## [What this task involves]
In the records that follow, find each line with the word "doodle" and copy it.
--- Available records Enclosed Below ---
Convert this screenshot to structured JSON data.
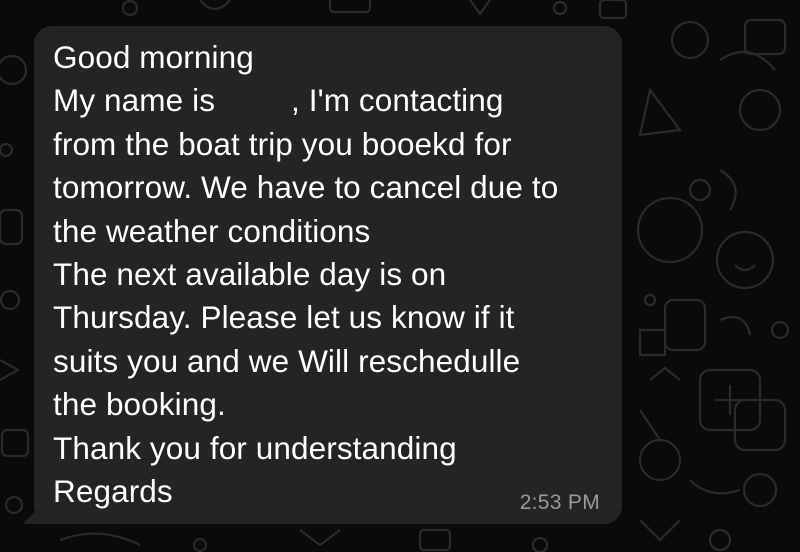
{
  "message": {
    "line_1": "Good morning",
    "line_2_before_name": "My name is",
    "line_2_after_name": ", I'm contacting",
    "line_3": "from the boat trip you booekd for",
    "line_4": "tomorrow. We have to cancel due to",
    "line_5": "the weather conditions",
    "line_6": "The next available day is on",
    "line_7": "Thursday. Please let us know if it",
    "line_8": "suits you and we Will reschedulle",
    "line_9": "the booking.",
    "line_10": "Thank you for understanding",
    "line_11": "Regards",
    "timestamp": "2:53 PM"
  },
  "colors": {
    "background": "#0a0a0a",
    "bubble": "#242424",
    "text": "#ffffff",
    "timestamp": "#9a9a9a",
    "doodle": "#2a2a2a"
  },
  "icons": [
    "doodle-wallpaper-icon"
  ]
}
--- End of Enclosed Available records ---
## [Expected answer]
    "doodle": "#2a2a2a"
    "doodle-wallpaper-icon"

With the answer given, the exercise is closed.